Sale of rare Einstein manuscript offers glimpse into the mind of a genius
Published Tuesday, November 23, 2021 9:27AM EST Last Updated Tuesday, November 23, 2021 9:27AM EST
Renowned physicist Albert Einstein in Princeton, N.J. on June 1954. (AP)
Bidders at an auction in Paris are hoping to get their hands on a scientific manuscript which details a key stage in the development of Albert Einstein's theory of relativity.
The document is estimated to be worth between 2 million euros and 3 million euros (US$2.2 million and US$3.4 million), which makes it the most valuable Einstein manuscript to ever be auctioned, according to Christie's auction house.
The 54-page manuscript, which goes on sale Tuesday, was written jointly in Zurich by the Nobel Prize-winning scientist and Michele Besso -- a Swiss engineer and Einstein's collaborator, lifelong friend and confidant.
It contains 26 pages by Einstein and 25 by Besso, along with three pages of entries written by both, and is also considered a valuable record of the German scientist's relationship with Besso.
According to Christie's, which is holding the sale for Aguttes auction house, the document depicts a "crucial stage in the development of the general theory of relativity, which reshaped modern understanding of how the universe works."
On its website, Christie's calls the theory "one of the single most important ideas in modern science" and says it is "often described as the most beautiful theory in physics."
The manuscript, written between June 1913 and early 1914, contains calculations made by Einstein and Besso on the theory of specialized relativity and the issue of an anomaly in the orbit of the planet Mercury. But it was populated by unnoticed errors and was eventually set aside by Einstein, Christie's said.
When Besso left Zurich, he took the manuscript with him -- which is viewed as the reason for its survival, as Christie's said Einstein probably wouldn't have bothered to "keep what he saw as a working document."
"We are delighted that Christie's will be able to promote this extraordinary manuscript to its international network of collectors for our Exceptional Sale. Einstein's autographs from this period, and more generally from before 1919, are extremely rare," said Adrien Legendre, director of the Books and Manuscripts Department at Christie's, in a press release.
Legendre added: "As one of only two surviving manuscripts documenting the genesis of general relativity... it provides a remarkable insight into Einstein's work and a fascinating dive into the mind of the greatest scientist of the 20th century."
In November 1915, under his name only, Einstein published a series of four articles on the theory of general relativity.

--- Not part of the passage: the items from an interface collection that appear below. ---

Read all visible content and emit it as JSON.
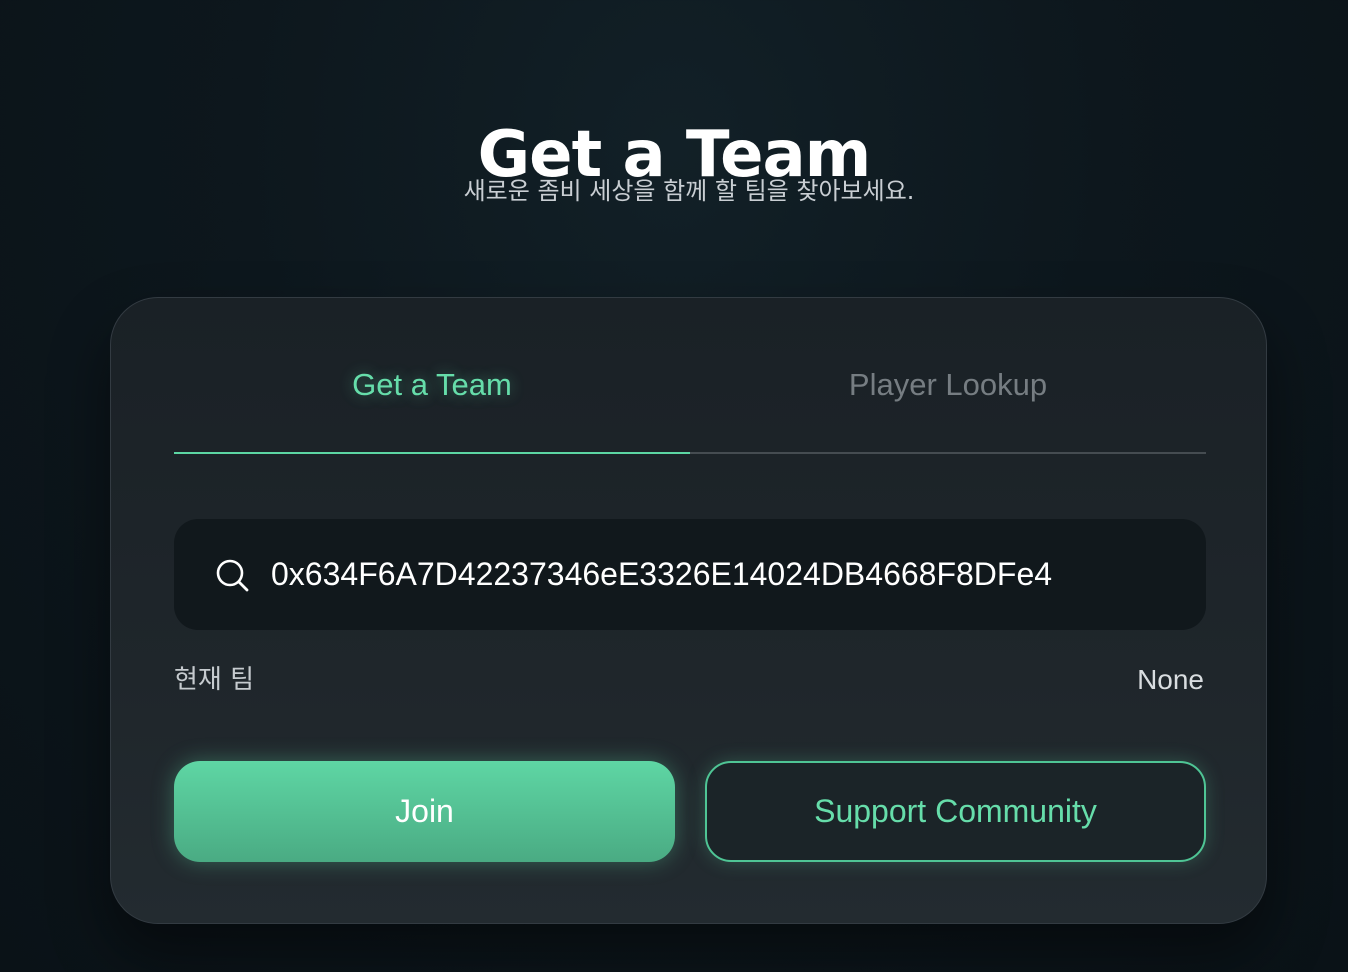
{
  "header": {
    "title": "Get a Team",
    "subtitle": "새로운 좀비 세상을 함께 할 팀을 찾아보세요."
  },
  "tabs": [
    {
      "label": "Get a Team",
      "active": true
    },
    {
      "label": "Player Lookup",
      "active": false
    }
  ],
  "search": {
    "icon": "search-icon",
    "value": "0x634F6A7D42237346eE3326E14024DB4668F8DFe4"
  },
  "current_team": {
    "label": "현재 팀",
    "value": "None"
  },
  "buttons": {
    "join_label": "Join",
    "support_label": "Support Community"
  },
  "colors": {
    "accent": "#5cd6a3",
    "background": "#0d171d",
    "card": "#1f262b"
  }
}
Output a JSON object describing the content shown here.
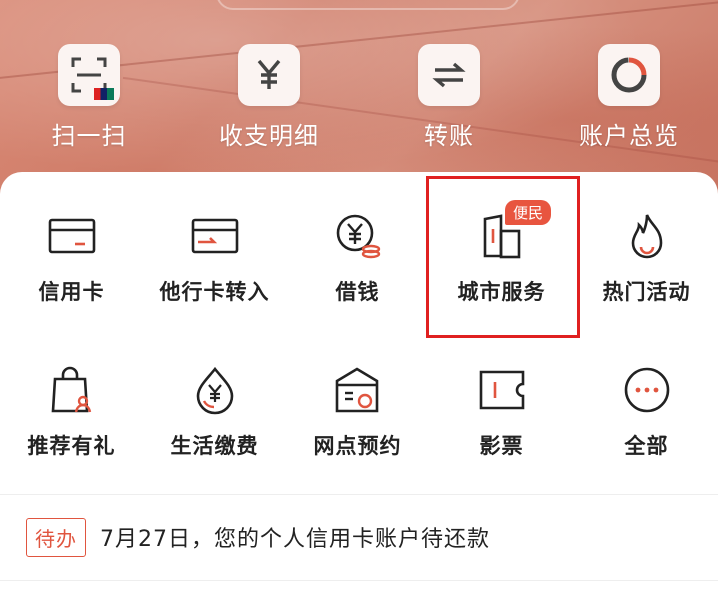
{
  "quick_actions": [
    {
      "label": "扫一扫",
      "icon": "scan-icon",
      "sublabel": "UnionPay"
    },
    {
      "label": "收支明细",
      "icon": "yen-icon"
    },
    {
      "label": "转账",
      "icon": "transfer-icon"
    },
    {
      "label": "账户总览",
      "icon": "donut-chart-icon"
    }
  ],
  "services_row1": [
    {
      "label": "信用卡",
      "icon": "credit-card-icon"
    },
    {
      "label": "他行卡转入",
      "icon": "card-transfer-in-icon"
    },
    {
      "label": "借钱",
      "icon": "borrow-money-icon"
    },
    {
      "label": "城市服务",
      "icon": "city-service-icon",
      "badge": "便民"
    },
    {
      "label": "热门活动",
      "icon": "flame-icon"
    }
  ],
  "services_row2": [
    {
      "label": "推荐有礼",
      "icon": "gift-bag-icon"
    },
    {
      "label": "生活缴费",
      "icon": "water-drop-yen-icon"
    },
    {
      "label": "网点预约",
      "icon": "branch-appointment-icon"
    },
    {
      "label": "影票",
      "icon": "movie-ticket-icon"
    },
    {
      "label": "全部",
      "icon": "more-dots-icon"
    }
  ],
  "todo": {
    "tag": "待办",
    "message": "7月27日，您的个人信用卡账户待还款"
  },
  "colors": {
    "accent": "#e0553f",
    "highlight": "#e02020"
  }
}
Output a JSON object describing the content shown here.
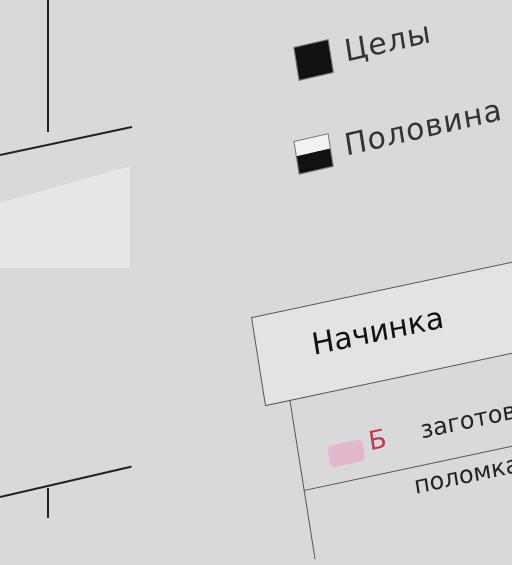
{
  "legend": {
    "items": [
      {
        "label": "Целы",
        "swatch": "full",
        "color": "#111111"
      },
      {
        "label": "Половина",
        "swatch": "half",
        "color": "#111111"
      }
    ]
  },
  "table": {
    "header": "Начинка",
    "rows": [
      {
        "code": "Б",
        "name": "заготовк",
        "tag_color": "#e3b8cd"
      },
      {
        "code": "",
        "name": "поломка"
      }
    ]
  }
}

He had returned to a methodology which was based on the principles of physics rather than mathematics and was then able to establish the valid field equations for his new theory. Einstein was able to prove the theory that he and Besso had been working on, relating to the anomaly in Mercury's orbit, and so fulfilled the promise of their manuscript, Christie's said.
The publication of Einstein's theory of relativity was key in making him a household name in the world of science. Six years later, in 1921, he won the Nobel Prize in physics.